- Graft versus host disease (GVHD): This is when the lymphocytes (a type of white blood cell) from the graft attacks the patient’s body. It is usually mild because you will be given medication to prevent it, but it can become more severe. In the acuteform, symptoms include:
- liver damage
It can happen up to three months after the transplant. After this time, GVHD that happens is called chronic, which can cause the same symptoms along with those of:
- dry eyes
- sore mouth
- joint pains
- tightening of the skin
- chest symptoms
Both the acute and chronic GVHD are treated with steroids and other medicines to suppress the immune system.
- Recurrence of the original disease: Although the transplantation is carried out to cure the original disease, this is not always successful. This depends on various factors, such as:
- the stage of the disease
- response to previous treatment
- how many times the disease has recurred before transplantation.
- Readmission: You might even need to come back into hospital for treatment for infections, GVHD or other problems.
I have heard of double cord transplantation – what is it?
Doctors and scientists have started to look at transplants using cord blood from two different umbilical cords.
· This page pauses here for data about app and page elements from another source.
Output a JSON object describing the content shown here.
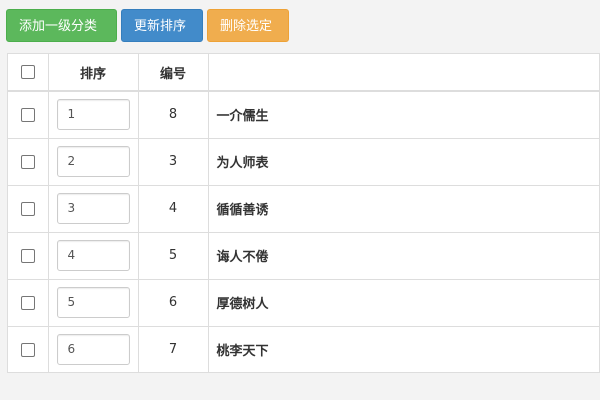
{
  "toolbar": {
    "add_label": "添加一级分类",
    "update_label": "更新排序",
    "delete_label": "删除选定"
  },
  "table": {
    "columns": [
      "",
      "排序",
      "编号",
      ""
    ],
    "rows": [
      {
        "sort": "1",
        "id": "8",
        "name": "一介儒生"
      },
      {
        "sort": "2",
        "id": "3",
        "name": "为人师表"
      },
      {
        "sort": "3",
        "id": "4",
        "name": "循循善诱"
      },
      {
        "sort": "4",
        "id": "5",
        "name": "诲人不倦"
      },
      {
        "sort": "5",
        "id": "6",
        "name": "厚德树人"
      },
      {
        "sort": "6",
        "id": "7",
        "name": "桃李天下"
      }
    ]
  },
  "colors": {
    "green": "#5cb85c",
    "blue": "#428bca",
    "orange": "#f0ad4e"
  }
}
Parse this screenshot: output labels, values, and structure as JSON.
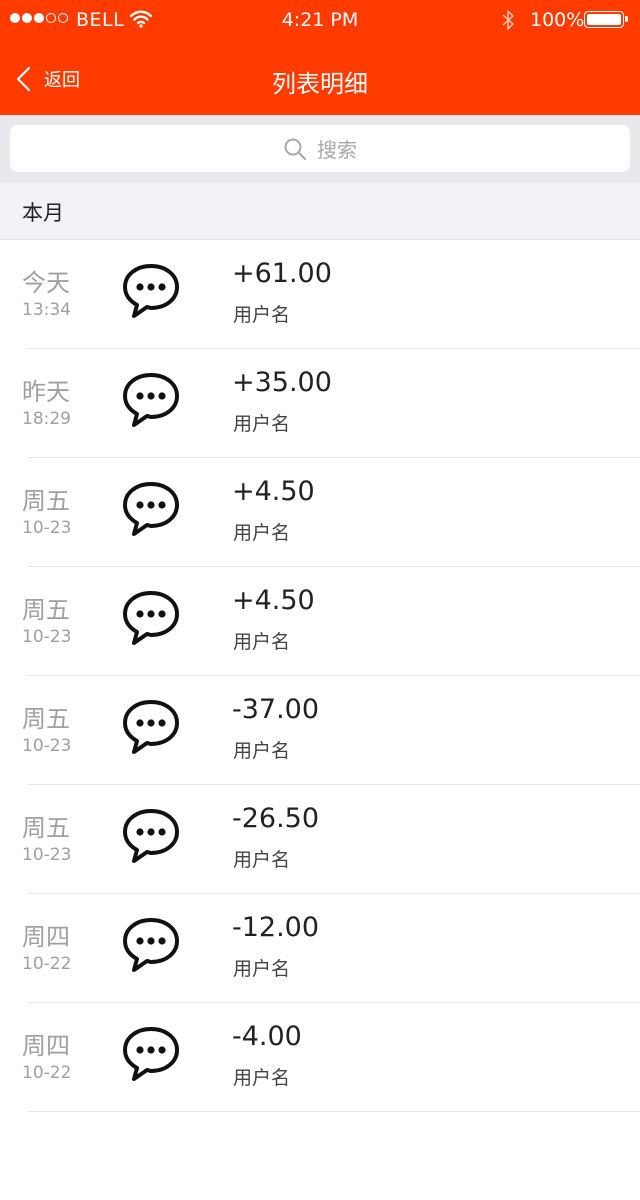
{
  "status_bar": {
    "carrier": "BELL",
    "time": "4:21 PM",
    "battery": "100%"
  },
  "nav": {
    "back_label": "返回",
    "title": "列表明细"
  },
  "search": {
    "placeholder": "搜索"
  },
  "section": {
    "title": "本月"
  },
  "rows": [
    {
      "day": "今天",
      "date": "13:34",
      "amount": "+61.00",
      "username": "用户名"
    },
    {
      "day": "昨天",
      "date": "18:29",
      "amount": "+35.00",
      "username": "用户名"
    },
    {
      "day": "周五",
      "date": "10-23",
      "amount": "+4.50",
      "username": "用户名"
    },
    {
      "day": "周五",
      "date": "10-23",
      "amount": "+4.50",
      "username": "用户名"
    },
    {
      "day": "周五",
      "date": "10-23",
      "amount": "-37.00",
      "username": "用户名"
    },
    {
      "day": "周五",
      "date": "10-23",
      "amount": "-26.50",
      "username": "用户名"
    },
    {
      "day": "周四",
      "date": "10-22",
      "amount": "-12.00",
      "username": "用户名"
    },
    {
      "day": "周四",
      "date": "10-22",
      "amount": "-4.00",
      "username": "用户名"
    }
  ],
  "colors": {
    "header_bg": "#ff3b00",
    "search_bg": "#e8e8ed",
    "section_bg": "#f3f3f7"
  },
  "icons": {
    "row_icon": "chat-bubble-icon",
    "search_icon": "search-icon",
    "back_icon": "chevron-left-icon"
  }
}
The aim of double cord transplantation is to improve the recovery and survival for patients. So far about 5000 (by the end of 2013) double cord transplantations have been carried out in USA, Europe and Japan with positive results (although a slight increase in GVHD). Please contact BMTClinic.com if you have any questions about double cord transplantation.
What happens next?
It is very important that you fully understand the treatment process, so please ask for an appointment with our experts and discuss your case and ask as many questions as you need to ask. When it is decided that Cord Blood Transplantation is the right treatment for you, our experts will explain you the next steps.
Before any surgery you will be seen by the surgeon and / or the anaesthetist when you will have another opportunity to ask questions. You will also be asked to sign a consent form.
Can Cord Blood Units be used to cure other diseases like cerebral palsy, stroke or spinal cord accident etc?
Cord blood possesses more immature stem cells compared to that of an adult bone marrow. There is a lot of research and interest in developing these cells to heal damage to other organs. However, this research is in its infancy.
Currently, there is no evidence that simple infusion of cord blood or bone marrow to an organ is of any benefit.
If you have any questions or queries, you can CONTACT US anytime- Phone/ WhatsApp No.: +91-7015677759 Email ID: firstname.lastname@example.org.